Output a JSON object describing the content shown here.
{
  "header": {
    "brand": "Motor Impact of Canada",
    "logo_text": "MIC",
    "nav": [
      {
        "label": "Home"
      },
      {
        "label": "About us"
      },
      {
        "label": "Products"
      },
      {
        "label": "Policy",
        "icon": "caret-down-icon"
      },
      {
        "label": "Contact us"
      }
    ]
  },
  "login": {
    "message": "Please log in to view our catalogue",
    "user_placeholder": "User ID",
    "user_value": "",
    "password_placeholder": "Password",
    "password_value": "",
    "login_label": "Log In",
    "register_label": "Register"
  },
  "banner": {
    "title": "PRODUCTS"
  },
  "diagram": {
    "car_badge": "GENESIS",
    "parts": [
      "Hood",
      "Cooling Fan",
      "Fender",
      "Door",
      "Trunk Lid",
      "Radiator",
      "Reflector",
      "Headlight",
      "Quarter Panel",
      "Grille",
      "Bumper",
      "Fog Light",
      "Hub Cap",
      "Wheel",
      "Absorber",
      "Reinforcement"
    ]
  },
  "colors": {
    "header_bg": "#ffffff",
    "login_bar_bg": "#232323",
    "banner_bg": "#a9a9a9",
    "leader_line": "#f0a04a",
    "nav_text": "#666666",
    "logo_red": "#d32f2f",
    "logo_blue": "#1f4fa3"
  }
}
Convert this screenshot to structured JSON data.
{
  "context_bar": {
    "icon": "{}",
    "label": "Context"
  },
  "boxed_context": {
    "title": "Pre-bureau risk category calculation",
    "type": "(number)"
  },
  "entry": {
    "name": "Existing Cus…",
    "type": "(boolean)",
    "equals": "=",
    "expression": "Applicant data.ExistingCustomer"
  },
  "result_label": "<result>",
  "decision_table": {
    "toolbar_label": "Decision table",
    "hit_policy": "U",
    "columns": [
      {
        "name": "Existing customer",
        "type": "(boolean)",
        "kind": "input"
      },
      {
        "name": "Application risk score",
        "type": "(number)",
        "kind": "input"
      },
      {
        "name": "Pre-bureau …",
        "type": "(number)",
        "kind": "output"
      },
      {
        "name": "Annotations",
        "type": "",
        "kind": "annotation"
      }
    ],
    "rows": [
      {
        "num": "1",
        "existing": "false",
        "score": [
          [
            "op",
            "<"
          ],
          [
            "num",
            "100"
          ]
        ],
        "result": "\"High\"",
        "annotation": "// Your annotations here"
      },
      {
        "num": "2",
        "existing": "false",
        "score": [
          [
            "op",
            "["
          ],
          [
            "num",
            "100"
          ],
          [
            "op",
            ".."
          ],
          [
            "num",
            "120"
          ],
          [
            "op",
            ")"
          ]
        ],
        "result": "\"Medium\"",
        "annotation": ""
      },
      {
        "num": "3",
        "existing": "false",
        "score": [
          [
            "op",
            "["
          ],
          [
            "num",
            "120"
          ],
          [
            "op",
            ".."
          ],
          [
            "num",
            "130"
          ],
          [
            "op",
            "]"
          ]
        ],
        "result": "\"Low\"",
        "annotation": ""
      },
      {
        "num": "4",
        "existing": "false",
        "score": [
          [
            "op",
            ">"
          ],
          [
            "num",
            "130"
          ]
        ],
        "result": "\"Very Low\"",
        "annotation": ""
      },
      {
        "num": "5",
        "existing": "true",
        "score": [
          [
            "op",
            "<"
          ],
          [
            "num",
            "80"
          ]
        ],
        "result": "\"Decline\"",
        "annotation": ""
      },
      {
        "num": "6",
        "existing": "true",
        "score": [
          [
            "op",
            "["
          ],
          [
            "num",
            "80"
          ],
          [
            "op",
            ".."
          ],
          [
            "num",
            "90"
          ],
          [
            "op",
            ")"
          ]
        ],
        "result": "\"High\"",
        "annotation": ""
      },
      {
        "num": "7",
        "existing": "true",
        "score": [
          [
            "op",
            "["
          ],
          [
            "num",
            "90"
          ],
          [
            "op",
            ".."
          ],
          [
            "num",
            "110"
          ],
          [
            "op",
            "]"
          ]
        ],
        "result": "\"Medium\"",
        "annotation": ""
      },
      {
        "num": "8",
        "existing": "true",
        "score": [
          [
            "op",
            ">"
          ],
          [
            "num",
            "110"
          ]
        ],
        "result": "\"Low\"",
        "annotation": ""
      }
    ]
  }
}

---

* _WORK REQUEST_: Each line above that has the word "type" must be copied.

* _RESULT OF THIS EXERCISE_:
    "type": "(number)"
    "type": "(boolean)",
        "type": "(boolean)",
        "type": "(number)",
        "type": "(number)",
        "type": "",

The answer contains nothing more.